Give us some space, and respect, proud introvert argues
By Bernard Vaughan
NEW YORK (Reuters) - The child who prefers a book to a birthday party? Ask her what she wants to read. The quiet employee who dreads the open-office designs so in vogue these days? Give the man a cubicle!
So argues Susan Cain in her new book, "Quiet: The Power of Introverts in a World That Can't Stop Talking." Rather than labor fruitlessly to make introverts something they're not, parents, teachers and employers should in fact encourage the dreamier among us, the author -- and proud introvert -- says.
Rosa Parks, Sir Isaac Newton, Albert Einstein, Steven Spielberg, J.K. Rowling, Charles Schulz -- Cain says introverts do fine once they find their mode of expression.
Introverted? Let it be.

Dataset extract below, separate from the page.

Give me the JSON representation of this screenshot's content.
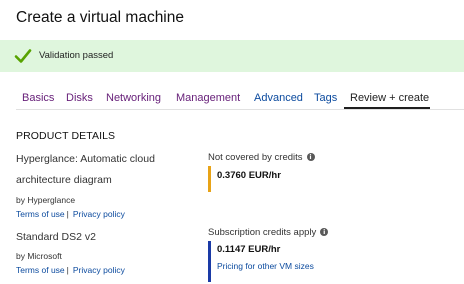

If we don't, Cain suggests, we could not only be stifling tomorrow's Eleanor Roosevelt, W.B. Yeats or Steve Wozniak, but impairing their mental and physical health as well.
Moreover, she says, the quiet world of the introvert has its own rewards. If people had listened more to their inner introvert, she writes, maybe Wall Street might have avoided the financial collapse in 2008.
"One thing he's not shy about," Cain says of another introvert she knows named Boykin Curry, managing director of an investment firm, "is his thesis that it was forceful extroverts who caused the global financial crash."
Cain says Western - and in particular, American - culture is dominated by what she calls the "Extrovert Ideal," described as "the omnipresent belief that the ideal self is gregarious, alpha and comfortable in the spotlight." Continued...